Adolescent Substance Use & Psychopathology: Interactive Effects of Cortisol Reactivity and Emotion Regulation
Gepubliceerd in: Cognitive Therapy and Research | Uitgave 3/2016Log in om toegang te krijgen

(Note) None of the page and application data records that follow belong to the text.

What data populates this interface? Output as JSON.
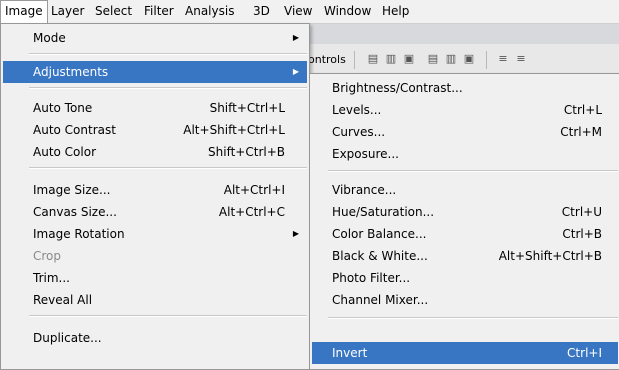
{
  "menubar": {
    "items": [
      "Image",
      "Layer",
      "Select",
      "Filter",
      "Analysis",
      "3D",
      "View",
      "Window",
      "Help"
    ]
  },
  "options_bar": {
    "label": "ontrols"
  },
  "image_menu": {
    "items": [
      {
        "label": "Mode",
        "shortcut": "",
        "submenu": true
      },
      {
        "label": "Adjustments",
        "shortcut": "",
        "submenu": true,
        "highlighted": true
      },
      {
        "label": "Auto Tone",
        "shortcut": "Shift+Ctrl+L"
      },
      {
        "label": "Auto Contrast",
        "shortcut": "Alt+Shift+Ctrl+L"
      },
      {
        "label": "Auto Color",
        "shortcut": "Shift+Ctrl+B"
      },
      {
        "label": "Image Size...",
        "shortcut": "Alt+Ctrl+I"
      },
      {
        "label": "Canvas Size...",
        "shortcut": "Alt+Ctrl+C"
      },
      {
        "label": "Image Rotation",
        "shortcut": "",
        "submenu": true
      },
      {
        "label": "Crop",
        "shortcut": "",
        "disabled": true
      },
      {
        "label": "Trim...",
        "shortcut": ""
      },
      {
        "label": "Reveal All",
        "shortcut": ""
      },
      {
        "label": "Duplicate...",
        "shortcut": ""
      }
    ]
  },
  "adjustments_menu": {
    "items": [
      {
        "label": "Brightness/Contrast...",
        "shortcut": ""
      },
      {
        "label": "Levels...",
        "shortcut": "Ctrl+L"
      },
      {
        "label": "Curves...",
        "shortcut": "Ctrl+M"
      },
      {
        "label": "Exposure...",
        "shortcut": ""
      },
      {
        "label": "Vibrance...",
        "shortcut": ""
      },
      {
        "label": "Hue/Saturation...",
        "shortcut": "Ctrl+U"
      },
      {
        "label": "Color Balance...",
        "shortcut": "Ctrl+B"
      },
      {
        "label": "Black & White...",
        "shortcut": "Alt+Shift+Ctrl+B"
      },
      {
        "label": "Photo Filter...",
        "shortcut": ""
      },
      {
        "label": "Channel Mixer...",
        "shortcut": ""
      },
      {
        "label": "Invert",
        "shortcut": "Ctrl+I",
        "highlighted": true
      }
    ]
  },
  "colors": {
    "highlight": "#3876c4",
    "menu_bg": "#f0f0f0",
    "disabled_text": "#8a8a8a"
  },
  "icons": {
    "submenu_arrow": "triangle-right-icon"
  }
}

How are emotional processes associated with the increased rates of substance use and psychological disorders commonly observed during adolescence? An index of emotion-related physiological arousal—cortisol reactivity—and subjective emotion regulation have both been independently linked to substance use and psychological difficulties among youth. The current study (N = 134 adolescents) sought to elucidate the interactive effects of cortisol reactivity following a stressful parent–child interaction task and self-reported emotion regulation ability on adolescents’ substance use and externalizing and internalizing behavior problems. Results revealed that adolescents with low levels of cortisol reactivity and high emotion regulation difficulties were more likely to use substances, and also had the highest parent-reported symptoms of oppositional defiant disorder. With respect to internalizing symptoms, high emotion-related physiological reactivity coupled with high emotion regulation difficulties were associated with higher self-reported major depression symptoms among youth. Findings reveal that different profiles of HPA axis arousal and emotion regulation are associated with substance use and symptoms of psychopathology among adolescents.